Page and application data records:
§

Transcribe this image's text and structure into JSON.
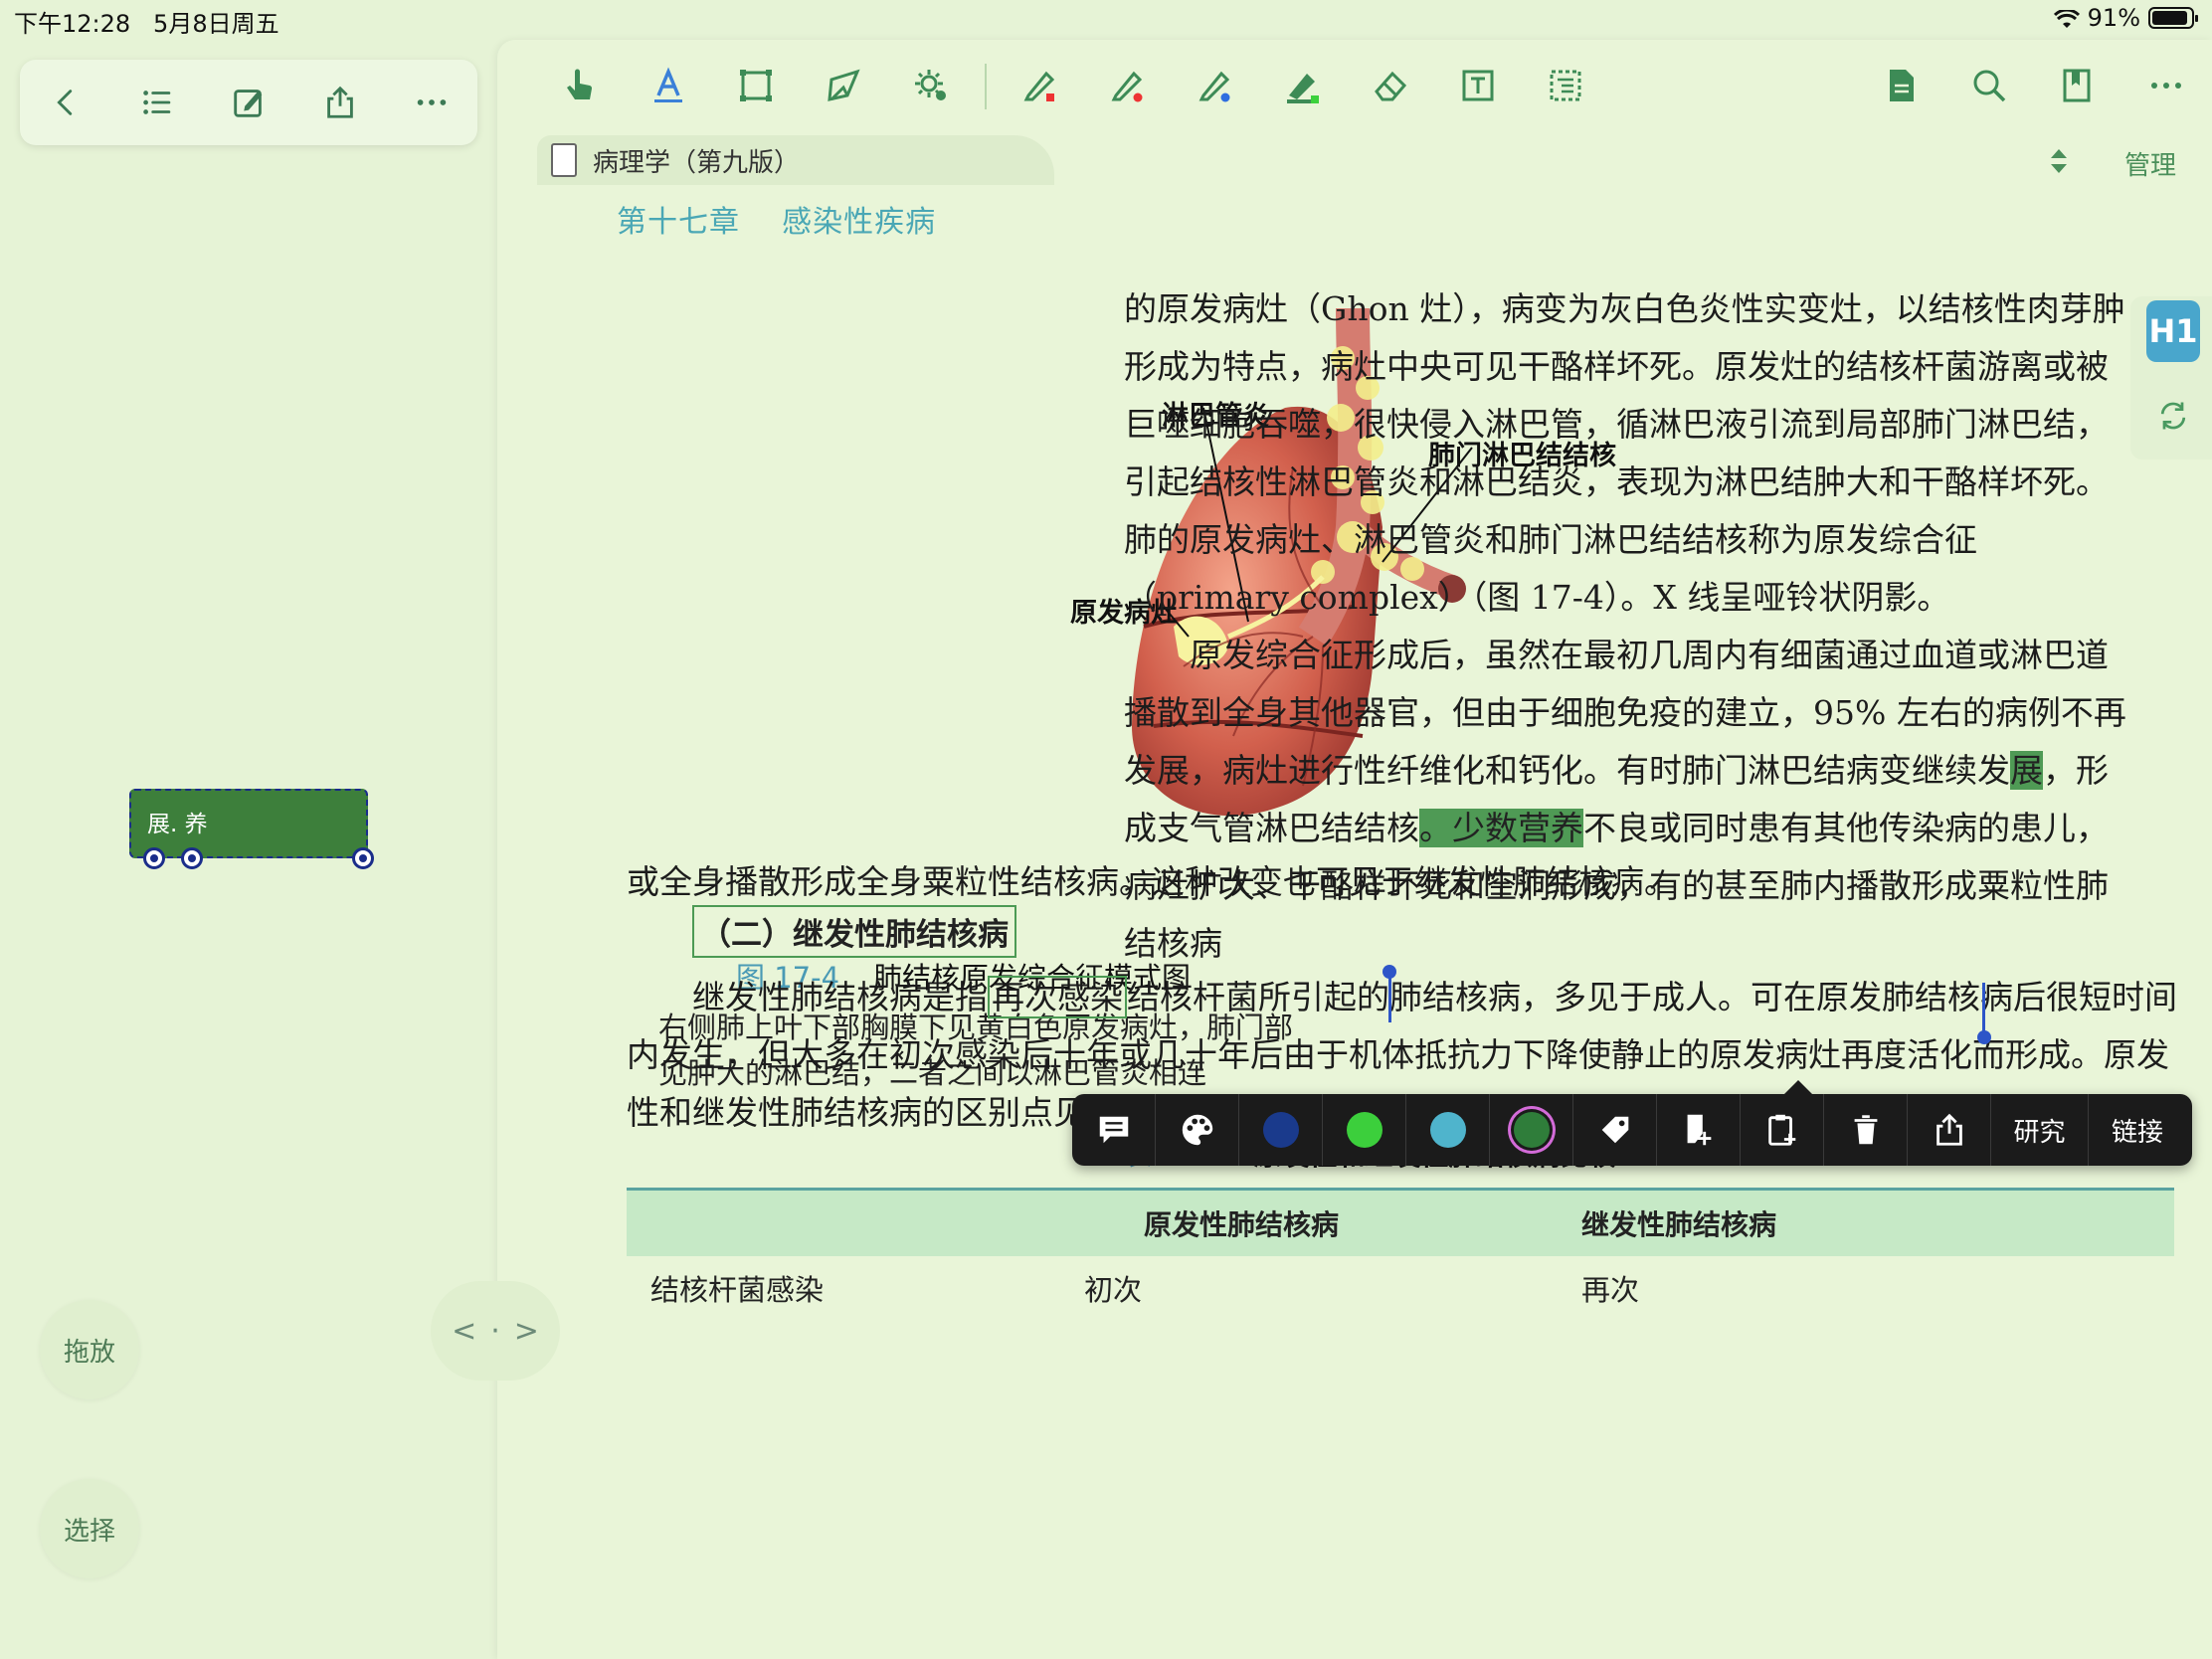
{
  "status": {
    "time": "下午12:28   5月8日周五",
    "battery": "91%",
    "battery_level": 0.91
  },
  "left_toolbar": {
    "icons": [
      "back-chevron-icon",
      "list-icon",
      "edit-icon",
      "share-icon",
      "more-icon"
    ]
  },
  "side_buttons": {
    "drag": "拖放",
    "select": "选择"
  },
  "note": {
    "text": "展. 养"
  },
  "center_nav": {
    "left": "<",
    "dot": "·",
    "right": ">"
  },
  "main_toolbar": {
    "icons": [
      "hand-icon",
      "text-select-icon",
      "rect-select-icon",
      "lasso-icon",
      "settings-gear-icon",
      "pen-red-icon",
      "pen-red-dot-icon",
      "pen-blue-icon",
      "highlighter-green-icon",
      "eraser-icon",
      "textbox-icon",
      "outline-icon",
      "document-icon",
      "search-icon",
      "bookmark-icon",
      "more-icon"
    ]
  },
  "tab": {
    "title": "病理学（第九版）",
    "manage": "管理"
  },
  "chapter": "第十七章    感染性疾病",
  "figure": {
    "labels": {
      "lymphangitis": "淋巴管炎",
      "hilar": "肺门淋巴结结核",
      "primary": "原发病灶"
    },
    "caption_num": "图 17-4",
    "caption_title": "肺结核原发综合征模式图",
    "caption_body": "右侧肺上叶下部胸膜下见黄白色原发病灶，肺门部见肿大的淋巴结，二者之间以淋巴管炎相连"
  },
  "right_text": {
    "p1": "的原发病灶（Ghon 灶），病变为灰白色炎性实变灶，以结核性肉芽肿形成为特点，病灶中央可见干酪样坏死。原发灶的结核杆菌游离或被巨噬细胞吞噬，很快侵入淋巴管，循淋巴液引流到局部肺门淋巴结，引起结核性淋巴管炎和淋巴结炎，表现为淋巴结肿大和干酪样坏死。肺的原发病灶、淋巴管炎和肺门淋巴结结核称为原发综合征（primary complex）（图 17-4）。X 线呈哑铃状阴影。",
    "p2a": "原发综合征形成后，虽然在最初几周内有细菌通过血道或淋巴道播散到全身其他器官，但由于细胞免疫的建立，95% 左右的病例不再发展，病灶进行性纤维化和钙化。有时肺门淋巴结病变继续发",
    "p2_hl1": "展",
    "p2b": "，形成支气管淋巴结结核",
    "p2_hl2": "。少数营养",
    "p2c": "不良或同时患有其他传染病的患儿，病灶扩大、干酪样坏死和空洞形成，有的甚至肺内播散形成粟粒性肺结核病"
  },
  "body": {
    "line1": "或全身播散形成全身粟粒性结核病。这种改变也可见于继发性肺结核病。",
    "section": "（二）继发性肺结核病",
    "p_a": "继发性肺结核病是指",
    "p_box": "再次感染",
    "p_b": "结核杆菌所引起的肺结核病，多见于成人。可在原发肺结核病后很短时间内发生，但大多在初次感染后十年或几十年后由于机体抵抗力下降使静止的原发病灶再度活化而形成。原发性和继发性肺结核病的区别点见表 17-2。"
  },
  "table": {
    "num": "表 17-2",
    "title": "原发性和继发性肺结核病比较",
    "headers": [
      "",
      "原发性肺结核病",
      "继发性肺结核病"
    ],
    "rows": [
      [
        "结核杆菌感染",
        "初次",
        "再次"
      ]
    ]
  },
  "context_menu": {
    "icons": [
      "comment-icon",
      "palette-icon",
      "color-navy-swatch",
      "color-green-swatch",
      "color-cyan-swatch",
      "color-darkgreen-swatch",
      "tag-icon",
      "add-note-icon",
      "clipboard-add-icon",
      "trash-icon",
      "share-icon"
    ],
    "colors": [
      "#1a3a8c",
      "#3ccf3c",
      "#4fb4cc",
      "#2f7d3a"
    ],
    "research": "研究",
    "link": "链接"
  },
  "right_edge": {
    "h1": "H1"
  }
}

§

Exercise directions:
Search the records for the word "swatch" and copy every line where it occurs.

Expected output:
      "color-navy-swatch",
      "color-green-swatch",
      "color-cyan-swatch",
      "color-darkgreen-swatch",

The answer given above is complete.